━━ DATA TO PROCESS

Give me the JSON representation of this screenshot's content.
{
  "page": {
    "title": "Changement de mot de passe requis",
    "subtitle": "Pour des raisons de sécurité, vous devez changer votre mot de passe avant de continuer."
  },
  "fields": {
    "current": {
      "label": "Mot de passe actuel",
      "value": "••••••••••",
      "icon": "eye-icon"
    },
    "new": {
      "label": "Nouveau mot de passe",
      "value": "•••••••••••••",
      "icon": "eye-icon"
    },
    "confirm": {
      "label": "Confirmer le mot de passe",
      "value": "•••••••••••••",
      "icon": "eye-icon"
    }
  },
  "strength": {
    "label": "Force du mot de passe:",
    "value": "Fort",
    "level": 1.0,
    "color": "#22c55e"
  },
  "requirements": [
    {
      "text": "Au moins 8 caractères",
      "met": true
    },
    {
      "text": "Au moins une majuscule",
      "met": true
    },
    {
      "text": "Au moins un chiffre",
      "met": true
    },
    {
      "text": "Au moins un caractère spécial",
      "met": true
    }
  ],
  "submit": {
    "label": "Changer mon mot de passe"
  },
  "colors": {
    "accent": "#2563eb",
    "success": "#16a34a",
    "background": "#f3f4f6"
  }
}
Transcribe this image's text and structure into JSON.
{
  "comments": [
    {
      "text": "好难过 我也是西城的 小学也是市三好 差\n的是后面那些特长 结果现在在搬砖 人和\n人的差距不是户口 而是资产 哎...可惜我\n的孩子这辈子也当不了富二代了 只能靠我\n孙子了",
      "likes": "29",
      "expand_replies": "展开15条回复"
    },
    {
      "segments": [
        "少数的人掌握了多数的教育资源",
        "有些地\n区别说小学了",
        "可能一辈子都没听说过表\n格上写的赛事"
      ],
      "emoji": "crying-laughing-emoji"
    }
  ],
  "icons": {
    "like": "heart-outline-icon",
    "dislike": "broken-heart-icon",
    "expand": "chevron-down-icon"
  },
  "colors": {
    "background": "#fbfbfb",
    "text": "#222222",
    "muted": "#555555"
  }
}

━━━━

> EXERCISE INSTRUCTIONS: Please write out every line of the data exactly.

> YOUR SOLUTION:
Give me the JSON representation of this screenshot's content.
{
  "page": {
    "title": "Changement de mot de passe requis",
    "subtitle": "Pour des raisons de sécurité, vous devez changer votre mot de passe avant de continuer."
  },
  "fields": {
    "current": {
      "label": "Mot de passe actuel",
      "value": "••••••••••",
      "icon": "eye-icon"
    },
    "new": {
      "label": "Nouveau mot de passe",
      "value": "•••••••••••••",
      "icon": "eye-icon"
    },
    "confirm": {
      "label": "Confirmer le mot de passe",
      "value": "•••••••••••••",
      "icon": "eye-icon"
    }
  },
  "strength": {
    "label": "Force du mot de passe:",
    "value": "Fort",
    "level": 1.0,
    "color": "#22c55e"
  },
  "requirements": [
    {
      "text": "Au moins 8 caractères",
      "met": true
    },
    {
      "text": "Au moins une majuscule",
      "met": true
    },
    {
      "text": "Au moins un chiffre",
      "met": true
    },
    {
      "text": "Au moins un caractère spécial",
      "met": true
    }
  ],
  "submit": {
    "label": "Changer mon mot de passe"
  },
  "colors": {
    "accent": "#2563eb",
    "success": "#16a34a",
    "background": "#f3f4f6"
  }
}
Transcribe this image's text and structure into JSON.
{
  "comments": [
    {
      "text": "好难过 我也是西城的 小学也是市三好 差\n的是后面那些特长 结果现在在搬砖 人和\n人的差距不是户口 而是资产 哎...可惜我\n的孩子这辈子也当不了富二代了 只能靠我\n孙子了",
      "likes": "29",
      "expand_replies": "展开15条回复"
    },
    {
      "segments": [
        "少数的人掌握了多数的教育资源",
        "有些地\n区别说小学了",
        "可能一辈子都没听说过表\n格上写的赛事"
      ],
      "emoji": "crying-laughing-emoji"
    }
  ],
  "icons": {
    "like": "heart-outline-icon",
    "dislike": "broken-heart-icon",
    "expand": "chevron-down-icon"
  },
  "colors": {
    "background": "#fbfbfb",
    "text": "#222222",
    "muted": "#555555"
  }
}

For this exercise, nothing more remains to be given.